President outlines economic development plan, warns of peril of violence CLINTON VISITS THE MIDDLE EAST

AMMAN, JORDAN — AMMAN, Jordan -- Just hours after celebrating the formal peace between Israel and Jordan, President Clinton outlined a plan last night to promote economic development across the Middle East, but coupled it with a warning that violence could still tear the region asunder.

To a joint session of the Jordanian Parliament, Mr. Clinton served notice of the mixed optimism and apprehension with which his administration is looking beyond the historic accord. As he prepared to travel today to Syria, which has not yet agreed to peace terms with Israel, the president spoke last night of the stark choices he said the region still faced.


"It is the age-old struggle between fear and hope," Mr. Clinton declared. With King Hussein sitting behind him and the members of Parliament and distinguished guests packed into the circular chamber, he praised Jordan for its "bold choice" but said that all of the region must remain on guard against "those who preach hate and terror."

Mr. Clinton is the first president to visit Jordan since Richard M. Nixon did so in 1974, and he received an elaborate welcome at the airport here, and then at the Parliament headquarters, where a band played "Yankee Doodle Dandy."


As the first American president to address the Jordanian Parliament, Mr. Clinton used the occasion to issue strong pledges of support for the country and its quest for peace. He promised that the United States would take a leading role in establishing a Middle East Development Bank to finance projects undertaken by the region's newly amicable neighbors, and said the Overseas Development Investment Corp. would provide $75 million to promote new private investment, nearly all of it in Jordan.

"Today, let me say, on behalf of the United States: I will not let you down," Mr. Clinton said to thunderous applause from Hussein and other Jordanians.

But on a day that took him from Cairo Egypt, to the Israeli-Jordanian border and then to this ancient capital, he also spoke out against the danger that violence rather than prosperity could yet come to color the region's future.

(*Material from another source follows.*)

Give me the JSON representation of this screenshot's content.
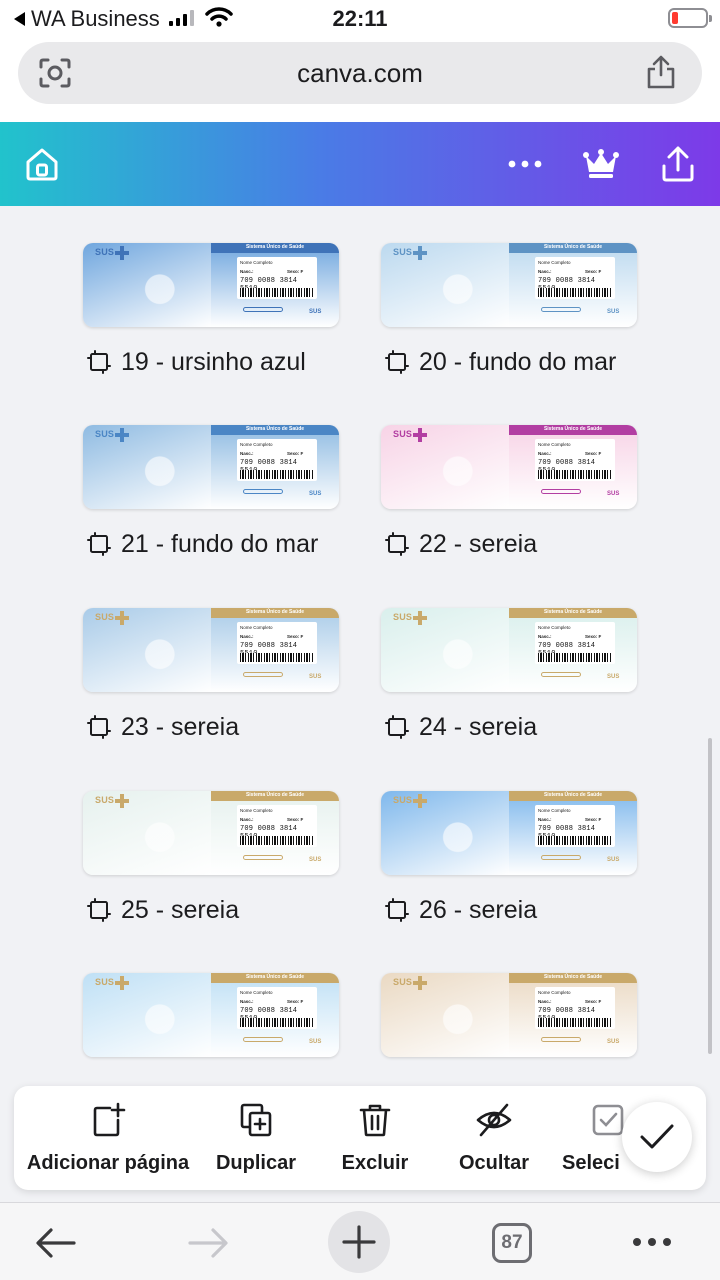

The president met yesterday morning in Cairo with Yasser Arafat, the chairman of the Palestine Liberation Organization, and he later pronounced himself satisfied that Mr. Arafat was doing all he could do to combat terrorist strikes by Hamas, the Muslim extremist organization that has claimed responsibility for last week's bus bombing in Tel Aviv and other attacks.

At the same time, however, Mr. Clinton made plain that the United States would be satisfied with nothing less than an all-out effort. His aides said he would carry that message with him to Damascus today for talks with President Hafez el Assad of Syria, which remains on the State Department's list of states that sponsor terrorism and whose forces occupy much of Lebanon, which Hezbollah guerrillas have used as a base for anti-Israeli attacks.

"Once you become a partner in the peace process, you have to fight for peace," Mr. Clinton said yesterday morning in summarizing what he said he had told Mr. Arafat during their private meeting in the Qebba Palace in Cairo, where President Hosni Mubarak of Egypt played host. "And those who seek to undermine it are seeking to undermine you."

Senior administration officials said the discussions with Mr. Arafat had produced a final agreement from him to begin collecting taxes in Palestinian-ruled territory in the West Bank and the Gaza Strip. They said that that represented an important step toward Palestinian self-rule and expressed hope that it would result in a new willingness by Saudi Arabia and others to make good on commitments of financial assistance.

But apart from a brief picture-taking session, the president chose not to appear with Mr. Arafat in public, a decision that aides said reflected a view that on a journey intended to celebrate peace, it was not yet time to accord the Palestinian leader a public embrace. And while Mr. Clinton said he believed that Mr. Arafat "clearly understands" that Hamas represents a threat to his leadership as well as to the group's Israeli targets, administration officials expressed concern that the PLO chairman might yet be tempted to seek some accommodation with the extremist group.


The president and his wife, Hillary Rodham Clinton, were staying last night as the guests of King Hussein and his wife, Queen Noor, at Hashimiya Palace, a guest house on a hill north of town. They had stayed Tuesday night as Mr. Mubarak's guest in Cairo at Qebba Palace, a spacious 19th-century limestone structure, and he said at one point yesterday: "I'm still committed to democracy, but this is pretty nice."